How should we remember the Flash Wolves?

If we've seen the final curtain call from the Flash Wolves, they'll have left a messy yet unforgettable legacy.

Photo via Riot Games

For years, competitive League of Legends has revolved around five major regions. You have the Koreans at the top being chased—and this year being caught—by China. LCS teams from North America and Europe are a notable step down, though the gap may be closing.

And then there’s the LMS. We call them a major region because they’ve had good performances at international events. But when you think of the LMS, it’s really just one team: Flash Wolves. For years, Flash Wolves carried the immense burden of an entire region’s hopes on their shoulders. But now, all that might be over. Their core players are considering offers elsewhere, and it seems like it’s the end of an era for the LMS.

So how exactly should we remember the Flash Wolves? As a team who carried their region with pride, or a team that couldn’t quite break through when it mattered? As it usually is with this team, the answer lies somewhere in between.

We’ll alway have Paris

Photo via Riot Games

Hope sprang eternal when the Flash Wolves first made Worlds in 2015. Worlds was in Europe that year, and in the group stage in Paris, Flash Wolves made their first mark on the international stage. Behind star performances from jungler Hung “Karsa” Hua-hsuan and Tian “Maple” Ye, Flash Wolves took first place in their group.

Related: The odyssey of Maple and Karsa

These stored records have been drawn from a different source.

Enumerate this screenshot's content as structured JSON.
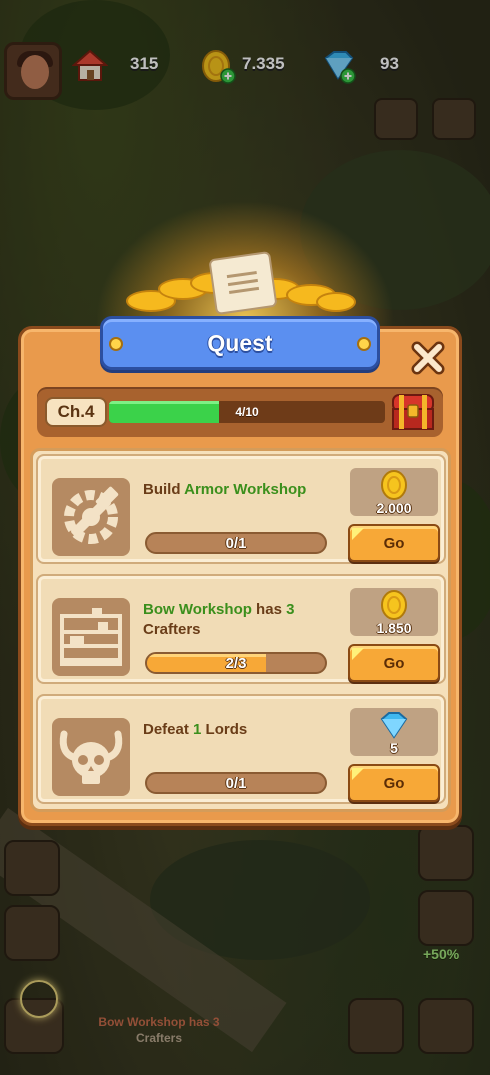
{
  "hud": {
    "houses": "315",
    "gold": "7.335",
    "gems": "93"
  },
  "quest_panel": {
    "title": "Quest",
    "chapter_label": "Ch.4",
    "chapter_progress_text": "4/10",
    "chapter_progress_fraction": 0.4,
    "quests": [
      {
        "title_parts": [
          {
            "text": "Build ",
            "highlight": false
          },
          {
            "text": "Armor Workshop",
            "highlight": true
          }
        ],
        "progress_text": "0/1",
        "progress_fraction": 0,
        "reward_type": "gold",
        "reward_value": "2.000",
        "button_label": "Go",
        "icon": "gear-hammer-icon"
      },
      {
        "title_parts": [
          {
            "text": "Bow Workshop",
            "highlight": true
          },
          {
            "text": " has ",
            "highlight": false
          },
          {
            "text": "3",
            "highlight": true
          },
          {
            "text": " Crafters",
            "highlight": false
          }
        ],
        "progress_text": "2/3",
        "progress_fraction": 0.6667,
        "reward_type": "gold",
        "reward_value": "1.850",
        "button_label": "Go",
        "icon": "workshop-shelf-icon"
      },
      {
        "title_parts": [
          {
            "text": "Defeat ",
            "highlight": false
          },
          {
            "text": "1",
            "highlight": true
          },
          {
            "text": " Lords",
            "highlight": false
          }
        ],
        "progress_text": "0/1",
        "progress_fraction": 0,
        "reward_type": "gem",
        "reward_value": "5",
        "button_label": "Go",
        "icon": "horned-skull-icon"
      }
    ]
  },
  "bottom": {
    "boost_percent": "+50%",
    "message_line1": "Bow Workshop has 3",
    "message_line2": "Crafters"
  },
  "colors": {
    "highlight_green": "#3b8f1c",
    "progress_green": "#3bd24a",
    "progress_orange": "#f7a837",
    "title_blue": "#5b8ff0"
  }
}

This began a three-year journey of Karsa and Maple carrying the team further than they should have gone. With no pressure in the side lanes and inferior reads on the meta, Flash Wolves never could contend for championships. Every now and again they’d pop off, but then they’d always fall down to Earth. Every time they punched above their weight class, like when they upset defending champs SK Telecom T1, they’d lose twice to inferior foes from other regions.

It’s ironic that 2015, the first year they made Worlds together, was the best year they had. They couldn’t even get out of the group stage the next two years, ending in last place each time. Holding onto Paris could only get them so far. Something had to change.

Holding on too long

The first domino to fall was when Karsa left for a big contact in China last offseason. For years, Flash Wolves’ strategy hinged around Karsa’s aggressive early jungling and ability to control mid vision with Maple. They’d invade and gank from creative angles.

For a while, it looked like they could survive the loss of the star jungler. Maple and support Hu “SwordArt” Shuo-chieh—one of the very best in the world at his position—played exceptionally well. They won the LMS again and went to MSI to face off against Karsa.

For a few days, they looked like gangbusters. They beat RNG and took control of the tournament. But this wasn’t the first time that had happened. They’d done well in the first few games at MSI before. But after RNG adjusted—and subbed Karsa in—that was it for Flash Wolves.

For years, Flash Wolves have held on too long to their read of the meta and the way they were supposed to be. And that’s the problem with being the best team in the region: They didn’t learn enough from the other teams. Other teams like ahq and MAD Team didn’t have the ability to press Flash Wolves, to push them out of their comfort zone. That’s why you had Flash Wolves playing bot lane Mordekaiser at Worlds last month into an unwinnable matchup in an elimination game.

That sort of stuff worked in Taiwan, but they couldn’t adapt to playing at Worlds.

What it all means

Photo via Riot Games

WIthout a doubt, Flash Wolves have proven themselves to be one of the top teams in the world over the last few years. But when they had to play teams consistently at their level, they just couldn’t keep up. It’s ironic that, in the year teams like Cloud9 and G2 pulled off huge upsets by doggedly playing their style, Flash Wolves’ own obstinance is what doomed them.

On the other hand, there has never been a second team from the LMS that has shown any flashes at the international level. And the LMS region isn’t big on importing stars from Korea, like many LCS teams do. Put it all together, and it’s kind of amazing that Flash Wolves have as good of a record as they do.

And that’s how we should remember the Flash Wolves: A team that built around its core and didn’t give up despite facing long odds every time they set foot on foreign soil. They probably held on too long, but by doing so, they gave millions of Taiwanese fans something to cheer for. That may not mean much to fans from other regions, but it should be enough for them.